Addiction Warning Signs
There are many different types of signs and symptoms when it comes to substance abuse. Some of these can be classified as typical young adult behavior, but they can also indicate mental health issues like depression or anxiety. Please ask the person you care about if they are using drugs or alcohol.
It’s common for personality to change during the teen years. This is when young adults discover and perform their own individuality. It is less common for major personality changes to occur during adult years. If you have noticed major changes in the life of someone you love, there may be cause to investigate further. It is important to look for unexplainable changes in personality that make no sense and are completely out of character. Withdrawal, overexcitement, loud behavior, lack of motivation, lacking inhibitions, and being boisterous are only some possible changes that could indicate drug use.
There are various health related symptoms that could indicate substance abuse.
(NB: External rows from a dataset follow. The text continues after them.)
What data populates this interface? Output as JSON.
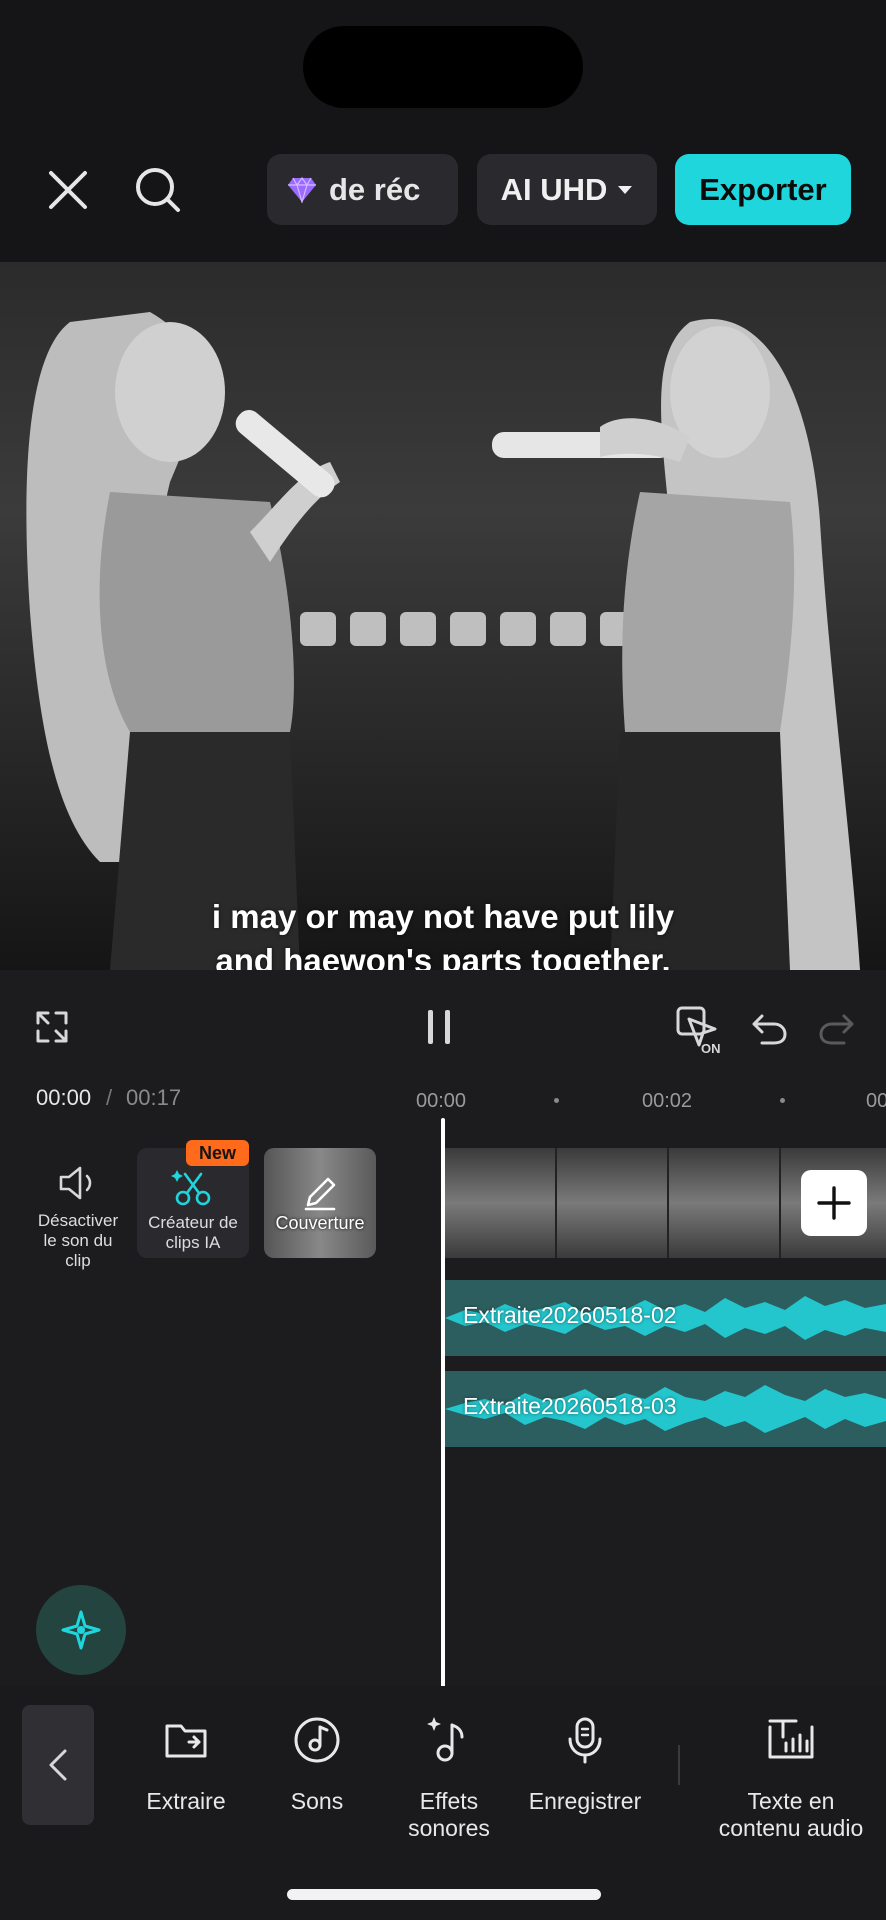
{
  "header": {
    "promo_text": "de réc",
    "quality_label": "AI UHD",
    "export_label": "Exporter"
  },
  "icons": {
    "close": "close-icon",
    "search": "search-icon",
    "diamond": "diamond-icon",
    "dropdown": "caret-down-icon"
  },
  "subtitle": {
    "text": "i may or may not have put lily and haewon's parts together."
  },
  "timeline": {
    "current_time": "00:00",
    "separator": "/",
    "total_time": "00:17",
    "ruler_labels": [
      "00:00",
      "00:02",
      "00:0"
    ]
  },
  "tools_left": {
    "mute_label": "Désactiver le son du clip",
    "ai_clip_label": "Créateur de clips IA",
    "new_badge": "New",
    "cover_label": "Couverture"
  },
  "audio_tracks": [
    {
      "name": "Extraite20260518-02"
    },
    {
      "name": "Extraite20260518-03"
    }
  ],
  "bottom_toolbar": {
    "items": [
      {
        "label": "Extraire",
        "icon": "folder-icon"
      },
      {
        "label": "Sons",
        "icon": "music-disc-icon"
      },
      {
        "label": "Effets sonores",
        "icon": "sparkle-note-icon"
      },
      {
        "label": "Enregistrer",
        "icon": "microphone-icon"
      },
      {
        "label": "Texte en contenu audio",
        "icon": "text-to-audio-icon"
      }
    ]
  },
  "colors": {
    "accent": "#1ed6dc",
    "badge": "#ff6b1a",
    "audio_wave": "#22c6cc",
    "audio_bg": "#2c5e60"
  }
}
These include, but are not limited to unexplainable exhaustion, unending sickness, changes in sleeping habits, headaches, memory loss, seizures, vomiting, and excessive thirstiness. Generally, there are physical signs of drug or alcohol use on the person’s body. These can include smells on clothes and the body, tooth decay and gum problems, bruises or cuts, strange body sores, hand or facial burns, irritated eyes or skin, and redness of the face. Because depressants and stimulants are designed to change the mood of the user, oftentimes drugs and alcohol can cause anger, depression, and mood swings.
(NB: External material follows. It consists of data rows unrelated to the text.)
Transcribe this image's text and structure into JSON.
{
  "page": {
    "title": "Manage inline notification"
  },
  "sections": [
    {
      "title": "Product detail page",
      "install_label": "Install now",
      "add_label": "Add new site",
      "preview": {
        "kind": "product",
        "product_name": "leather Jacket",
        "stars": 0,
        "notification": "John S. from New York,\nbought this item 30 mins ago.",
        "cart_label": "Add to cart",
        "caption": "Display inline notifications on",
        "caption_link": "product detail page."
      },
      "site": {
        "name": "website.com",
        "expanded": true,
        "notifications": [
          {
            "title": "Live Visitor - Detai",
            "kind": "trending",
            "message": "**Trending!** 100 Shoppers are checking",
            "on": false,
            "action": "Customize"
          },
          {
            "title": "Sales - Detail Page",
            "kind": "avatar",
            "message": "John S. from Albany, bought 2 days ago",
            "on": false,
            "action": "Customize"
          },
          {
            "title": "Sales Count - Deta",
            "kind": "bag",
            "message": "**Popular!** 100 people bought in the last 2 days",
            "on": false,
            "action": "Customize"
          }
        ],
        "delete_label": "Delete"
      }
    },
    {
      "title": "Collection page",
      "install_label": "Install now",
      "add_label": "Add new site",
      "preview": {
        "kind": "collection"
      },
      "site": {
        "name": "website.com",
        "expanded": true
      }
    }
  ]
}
When observing the individual’s living space and possessions, be on the look out for improvised drug apparatuses and missing items of high value. Additional causes for alarm would be prescription medication, missing alcoholic beverages, locked doors, and an abnormal amount of household cleaning products.
When an individual is battling drug or alcohol addiction, substance abuse can become the most important part of her or his life. The desire for drugs and alcohol oftentimes overpowers the desire to participate in previous hobbies or commitments. Changes to look for include unexplained disappearances, making excuses, loss of interest in favorite activities, and breaking promises. People who show these warning signs may be suffering from a drug or alcohol problem. If you believe that someone you care for may require help, call Beachfront Recovery Centers today.
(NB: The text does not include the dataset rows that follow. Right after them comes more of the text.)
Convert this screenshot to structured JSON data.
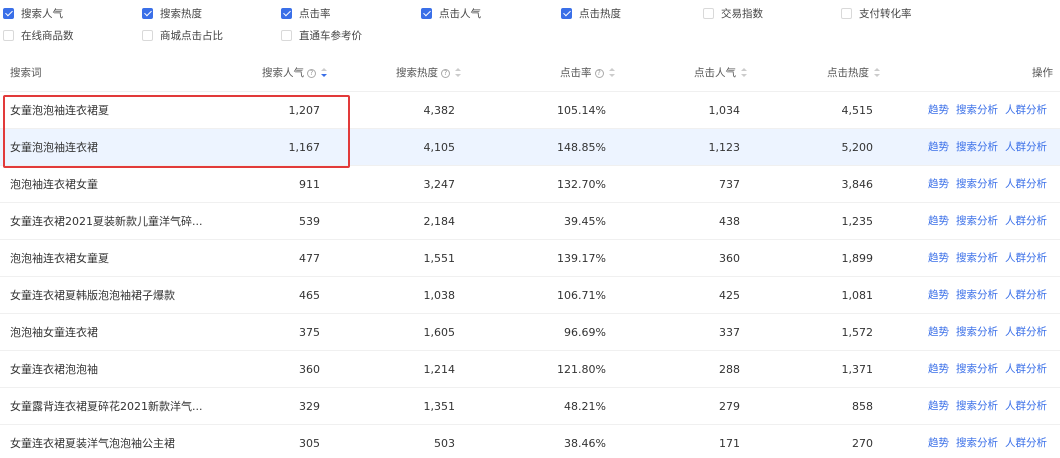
{
  "filters": [
    {
      "label": "搜索人气",
      "checked": true
    },
    {
      "label": "搜索热度",
      "checked": true
    },
    {
      "label": "点击率",
      "checked": true
    },
    {
      "label": "点击人气",
      "checked": true
    },
    {
      "label": "点击热度",
      "checked": true
    },
    {
      "label": "交易指数",
      "checked": false
    },
    {
      "label": "支付转化率",
      "checked": false
    },
    {
      "label": "在线商品数",
      "checked": false
    },
    {
      "label": "商城点击占比",
      "checked": false
    },
    {
      "label": "直通车参考价",
      "checked": false
    }
  ],
  "table": {
    "headers": {
      "keyword": "搜索词",
      "search_popularity": "搜索人气",
      "search_heat": "搜索热度",
      "ctr": "点击率",
      "click_popularity": "点击人气",
      "click_heat": "点击热度",
      "actions": "操作"
    },
    "info_glyph": "?",
    "actions": {
      "trend": "趋势",
      "search_analysis": "搜索分析",
      "crowd_analysis": "人群分析"
    },
    "rows": [
      {
        "keyword": "女童泡泡袖连衣裙夏",
        "search_popularity": "1,207",
        "search_heat": "4,382",
        "ctr": "105.14%",
        "click_popularity": "1,034",
        "click_heat": "4,515"
      },
      {
        "keyword": "女童泡泡袖连衣裙",
        "search_popularity": "1,167",
        "search_heat": "4,105",
        "ctr": "148.85%",
        "click_popularity": "1,123",
        "click_heat": "5,200"
      },
      {
        "keyword": "泡泡袖连衣裙女童",
        "search_popularity": "911",
        "search_heat": "3,247",
        "ctr": "132.70%",
        "click_popularity": "737",
        "click_heat": "3,846"
      },
      {
        "keyword": "女童连衣裙2021夏装新款儿童洋气碎...",
        "search_popularity": "539",
        "search_heat": "2,184",
        "ctr": "39.45%",
        "click_popularity": "438",
        "click_heat": "1,235"
      },
      {
        "keyword": "泡泡袖连衣裙女童夏",
        "search_popularity": "477",
        "search_heat": "1,551",
        "ctr": "139.17%",
        "click_popularity": "360",
        "click_heat": "1,899"
      },
      {
        "keyword": "女童连衣裙夏韩版泡泡袖裙子爆款",
        "search_popularity": "465",
        "search_heat": "1,038",
        "ctr": "106.71%",
        "click_popularity": "425",
        "click_heat": "1,081"
      },
      {
        "keyword": "泡泡袖女童连衣裙",
        "search_popularity": "375",
        "search_heat": "1,605",
        "ctr": "96.69%",
        "click_popularity": "337",
        "click_heat": "1,572"
      },
      {
        "keyword": "女童连衣裙泡泡袖",
        "search_popularity": "360",
        "search_heat": "1,214",
        "ctr": "121.80%",
        "click_popularity": "288",
        "click_heat": "1,371"
      },
      {
        "keyword": "女童露背连衣裙夏碎花2021新款洋气...",
        "search_popularity": "329",
        "search_heat": "1,351",
        "ctr": "48.21%",
        "click_popularity": "279",
        "click_heat": "858"
      },
      {
        "keyword": "女童连衣裙夏装洋气泡泡袖公主裙",
        "search_popularity": "305",
        "search_heat": "503",
        "ctr": "38.46%",
        "click_popularity": "171",
        "click_heat": "270"
      }
    ],
    "highlighted_row_index": 1,
    "accent_color": "#3a6fe8",
    "annotation_color": "#e23a3a"
  }
}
How to Tell if Your Loved One is Struggling with Substance Abuse
Lack of Control
Use of Time
Lack of Passion
Does she or he keep abusing drugs or alcohol, despite knowing that they have a psychological or physical condition that could have been caused or exacerbated by the drug use?
Has he or she developed symptoms of withdrawal?
Does the individual give up work-related, recreational, or social activities due to drug use?
Does she or he continually use drugs without any regard for whether or not she or he is in danger?
Drug and Alcohol Abuse
Drug and alcohol abuse affects people of every socioeconomic status, age, and background. If you answered yes to some or all of these questions, the person you love may be struggling with substance abuse or alcohol addiction.
Substance Use Disorder: DSM-5
In order to receive a diagnosis of Substance Use Disorder, the individual must meet at least two from the list of eleven criteria for this specific diagnosis. A mild substance abuse disorder is indicated in individuals who meets two to three criteria, while meeting four to five criteria would indicate a moderate substance abuse disorder. Meeting six to seven of the criteria indicates a severe substance abuse disorder. The DSM-5 is the most current DSM version. It was released in May 2013. In this current version of the DSM, Substance Use Disorder is a singular diagnosis that encompasses both Substance Abuse and Substance Dependence.
Criteria for Diagnosis
Continued drug use, even in the face of negative repercussions
Consistently having cravings or a strong desire to abuse drugs
Continuously unable to meet work, school, or home obligations because of substance abuse
Spends the majority of her or his time acquiring, using, and recovering from drug use
Repeated use despite personal and health problems made worse by consistent substance abuse
Uses a greater amount of drugs over an extended period of time
Experiences withdrawals, or the drug is used in order to avoid withdrawal